Old Medicine May Have New Role in Alzheimer's
Immune globulin shows promise in lab mice
Immune globulin - also called gamma globulin - may help restore the brain's ability to rewire itself.
A new study in laboratory animals suggests a promising new avenue for treating Alzheimer's Disease.
The mice in this research were given a medicine that's been around for decades.
Immune globulin - also called gamma globulin - is made from purified blood plasma and is normally used to boost the immune system.
Recently, scientists have been exploring its potential as a treatment for Alzheimer's Disease.
The results of these immune globulin experiments have been inconsistent. Researcher Giulio Maria Pasinetti, of the Mount Sinai School of Medicine in New York, and his colleagues thought these inconsistent results were due to variations in how the immune globulin was administered.
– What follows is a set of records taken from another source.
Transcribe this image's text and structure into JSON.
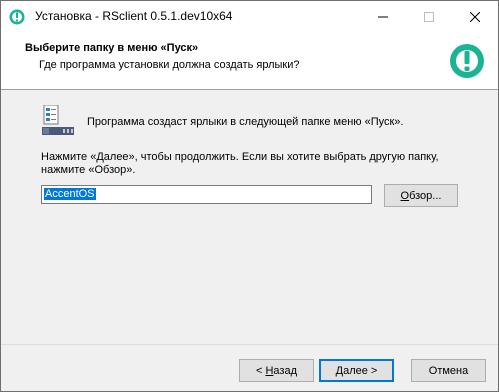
{
  "window": {
    "title": "Установка - RSclient 0.5.1.dev10x64",
    "controls": {
      "minimize": "—",
      "maximize": "☐",
      "close": "✕"
    }
  },
  "header": {
    "title": "Выберите папку в меню «Пуск»",
    "subtitle": "Где программа установки должна создать ярлыки?",
    "icon": "app-logo-icon"
  },
  "content": {
    "info": "Программа создаст ярлыки в следующей папке меню «Пуск».",
    "instruction_line1": "Нажмите «Далее», чтобы продолжить. Если вы хотите выбрать другую папку,",
    "instruction_line2": "нажмите «Обзор».",
    "folder_value": "AccentOS",
    "browse_label_ul": "О",
    "browse_label_rest": "бзор..."
  },
  "footer": {
    "back_prefix": "< ",
    "back_ul": "Н",
    "back_rest": "азад",
    "next_ul": "Д",
    "next_rest": "алее >",
    "cancel_label": "Отмена"
  },
  "colors": {
    "accent": "#0078d7",
    "logo": "#1ab394"
  }
}
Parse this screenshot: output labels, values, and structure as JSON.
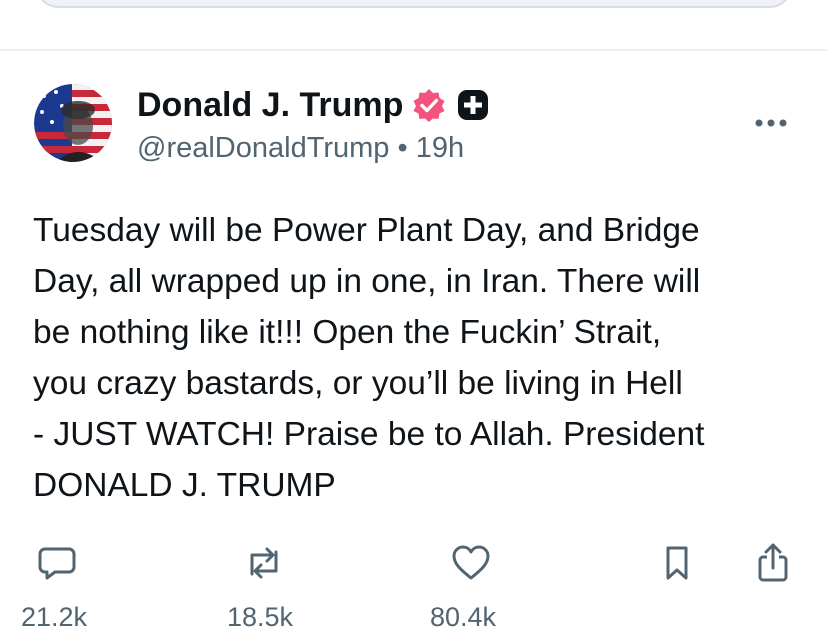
{
  "post": {
    "author": {
      "display_name": "Donald J. Trump",
      "handle": "@realDonaldTrump",
      "separator": "•",
      "time": "19h",
      "verified_icon": "verified-badge-icon",
      "verified_color": "#f4537f"
    },
    "text": "Tuesday will be Power Plant Day, and Bridge\nDay, all wrapped up in one, in Iran. There will\nbe nothing like it!!! Open the Fuckin’ Strait,\nyou crazy bastards, or you’ll be living in Hell\n- JUST WATCH! Praise be to Allah. President\nDONALD J. TRUMP",
    "actions": {
      "reply_count": "21.2k",
      "repost_count": "18.5k",
      "like_count": "80.4k",
      "icons": [
        "reply-icon",
        "repost-icon",
        "like-icon",
        "bookmark-icon",
        "share-icon"
      ]
    }
  },
  "colors": {
    "text": "#0f1419",
    "secondary": "#536471",
    "badge": "#f4537f"
  }
}
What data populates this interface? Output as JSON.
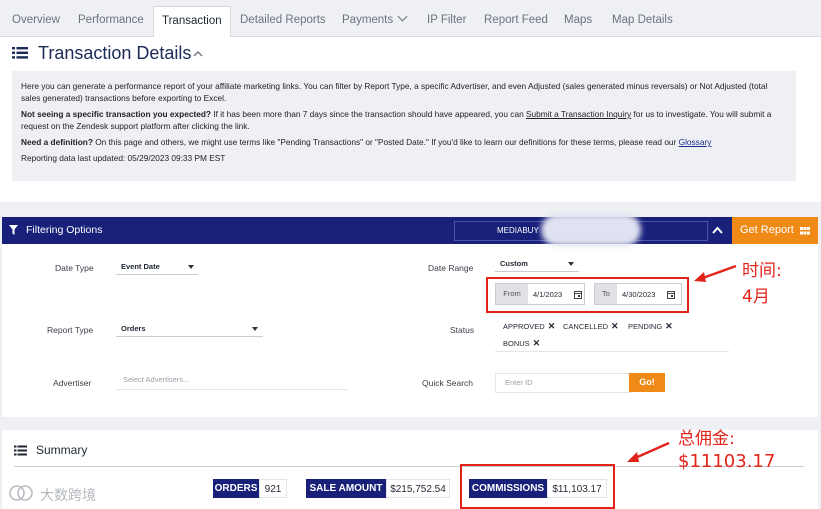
{
  "tabs": [
    {
      "label": "Overview",
      "active": false
    },
    {
      "label": "Performance",
      "active": false
    },
    {
      "label": "Transaction",
      "active": true
    },
    {
      "label": "Detailed Reports",
      "active": false
    },
    {
      "label": "Payments",
      "active": false
    },
    {
      "label": "IP Filter",
      "active": false
    },
    {
      "label": "Report Feed",
      "active": false
    },
    {
      "label": "Maps",
      "active": false
    },
    {
      "label": "Map Details",
      "active": false
    }
  ],
  "header": {
    "title": "Transaction Details"
  },
  "info": {
    "para1": "Here you can generate a performance report of your affiliate marketing links. You can filter by Report Type, a specific Advertiser, and even Adjusted (sales generated minus reversals) or Not Adjusted (total sales generated) transactions before exporting to Excel.",
    "q1_bold": "Not seeing a specific transaction you expected?",
    "q1_text_a": " If it has been more than 7 days since the transaction should have appeared, you can ",
    "q1_link": "Submit a Transaction Inquiry",
    "q1_text_b": " for us to investigate. You will submit a request on the Zendesk support platform after clicking the link.",
    "q2_bold": "Need a definition?",
    "q2_text": " On this page and others, we might use terms like \"Pending Transactions\" or \"Posted Date.\" If you'd like to learn our definitions for these terms, please read our ",
    "q2_link": "Glossary",
    "last_updated": "Reporting data last updated: 05/29/2023 09:33 PM EST"
  },
  "filter": {
    "bar_title": "Filtering Options",
    "account": "MEDIABUY",
    "get_report": "Get Report",
    "date_type_label": "Date Type",
    "date_type_value": "Event Date",
    "date_range_label": "Date Range",
    "date_range_value": "Custom",
    "from_label": "From",
    "from_value": "4/1/2023",
    "to_label": "To",
    "to_value": "4/30/2023",
    "report_type_label": "Report Type",
    "report_type_value": "Orders",
    "status_label": "Status",
    "statuses": [
      "APPROVED",
      "CANCELLED",
      "PENDING",
      "BONUS"
    ],
    "advertiser_label": "Advertiser",
    "advertiser_placeholder": "Select Advertisers...",
    "quick_search_label": "Quick Search",
    "quick_search_placeholder": "Enter ID",
    "go_label": "Go!"
  },
  "annotations": {
    "time_line1": "时间:",
    "time_line2": "4月",
    "comm_line1": "总佣金:",
    "comm_line2": "$11103.17"
  },
  "summary": {
    "title": "Summary",
    "orders_label": "ORDERS",
    "orders_value": "921",
    "sale_label": "SALE AMOUNT",
    "sale_value": "$215,752.54",
    "comm_label": "COMMISSIONS",
    "comm_value": "$11,103.17"
  },
  "watermark": "大数跨境",
  "colors": {
    "brand_navy": "#18207a",
    "accent_orange": "#f08a16",
    "annotation_red": "#e2231a"
  }
}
So they gave their lab mice very small doses intravenously over four weeks.
Researchers say they saw a dramatic slowdown in the animals' cognitive deterioration.
Pasinetti says the treatment increases certain immune system components called anaphylotoxins, which may help restore plasticity, the ability of the brain to, in effect, rewire itself as needed. It may also have a role in reducing the beta amyloid protein deposits in the brain that are characteristic of Alzheimer's Disease.
The results of Giulio Pasinetti's study were presented at a scientific meeting called Experimental Biology 2012 in San Diego, California.